> **HOW TO COMPLETE THIS TASK**
Return the complete listing without omission.

> **GIVEN RECORDS**
□ □ □

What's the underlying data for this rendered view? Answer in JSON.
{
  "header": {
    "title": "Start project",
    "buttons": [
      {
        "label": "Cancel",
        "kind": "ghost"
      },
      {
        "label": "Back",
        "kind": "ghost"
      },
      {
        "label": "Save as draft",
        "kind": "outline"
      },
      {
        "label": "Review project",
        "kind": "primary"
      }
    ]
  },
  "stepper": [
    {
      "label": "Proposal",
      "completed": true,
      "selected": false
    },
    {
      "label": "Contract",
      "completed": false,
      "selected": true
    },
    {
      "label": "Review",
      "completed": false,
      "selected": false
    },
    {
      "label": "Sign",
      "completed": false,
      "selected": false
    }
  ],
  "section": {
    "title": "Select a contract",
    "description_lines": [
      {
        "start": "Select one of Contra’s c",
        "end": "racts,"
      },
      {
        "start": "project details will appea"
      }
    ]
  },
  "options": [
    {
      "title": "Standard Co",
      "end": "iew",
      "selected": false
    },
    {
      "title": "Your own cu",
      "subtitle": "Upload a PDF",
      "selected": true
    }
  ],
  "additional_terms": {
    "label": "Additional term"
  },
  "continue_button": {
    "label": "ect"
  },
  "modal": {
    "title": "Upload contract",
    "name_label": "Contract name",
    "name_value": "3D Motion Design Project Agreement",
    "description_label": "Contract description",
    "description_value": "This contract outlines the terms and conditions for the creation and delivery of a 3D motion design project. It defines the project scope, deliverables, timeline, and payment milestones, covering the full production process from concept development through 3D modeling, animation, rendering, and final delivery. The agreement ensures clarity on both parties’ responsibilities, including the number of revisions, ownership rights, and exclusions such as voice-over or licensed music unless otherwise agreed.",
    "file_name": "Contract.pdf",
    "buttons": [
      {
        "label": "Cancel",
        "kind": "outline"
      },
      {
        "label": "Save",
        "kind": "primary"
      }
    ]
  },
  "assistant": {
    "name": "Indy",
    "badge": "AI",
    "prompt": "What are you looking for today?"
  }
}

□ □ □

> **WRITTEN SOLUTION**
What's the underlying data for this rendered view? Answer in JSON.
{
  "header": {
    "title": "Start project",
    "buttons": [
      {
        "label": "Cancel",
        "kind": "ghost"
      },
      {
        "label": "Back",
        "kind": "ghost"
      },
      {
        "label": "Save as draft",
        "kind": "outline"
      },
      {
        "label": "Review project",
        "kind": "primary"
      }
    ]
  },
  "stepper": [
    {
      "label": "Proposal",
      "completed": true,
      "selected": false
    },
    {
      "label": "Contract",
      "completed": false,
      "selected": true
    },
    {
      "label": "Review",
      "completed": false,
      "selected": false
    },
    {
      "label": "Sign",
      "completed": false,
      "selected": false
    }
  ],
  "section": {
    "title": "Select a contract",
    "description_lines": [
      {
        "start": "Select one of Contra’s c",
        "end": "racts,"
      },
      {
        "start": "project details will appea"
      }
    ]
  },
  "options": [
    {
      "title": "Standard Co",
      "end": "iew",
      "selected": false
    },
    {
      "title": "Your own cu",
      "subtitle": "Upload a PDF",
      "selected": true
    }
  ],
  "additional_terms": {
    "label": "Additional term"
  },
  "continue_button": {
    "label": "ect"
  },
  "modal": {
    "title": "Upload contract",
    "name_label": "Contract name",
    "name_value": "3D Motion Design Project Agreement",
    "description_label": "Contract description",
    "description_value": "This contract outlines the terms and conditions for the creation and delivery of a 3D motion design project. It defines the project scope, deliverables, timeline, and payment milestones, covering the full production process from concept development through 3D modeling, animation, rendering, and final delivery. The agreement ensures clarity on both parties’ responsibilities, including the number of revisions, ownership rights, and exclusions such as voice-over or licensed music unless otherwise agreed.",
    "file_name": "Contract.pdf",
    "buttons": [
      {
        "label": "Cancel",
        "kind": "outline"
      },
      {
        "label": "Save",
        "kind": "primary"
      }
    ]
  },
  "assistant": {
    "name": "Indy",
    "badge": "AI",
    "prompt": "What are you looking for today?"
  }
}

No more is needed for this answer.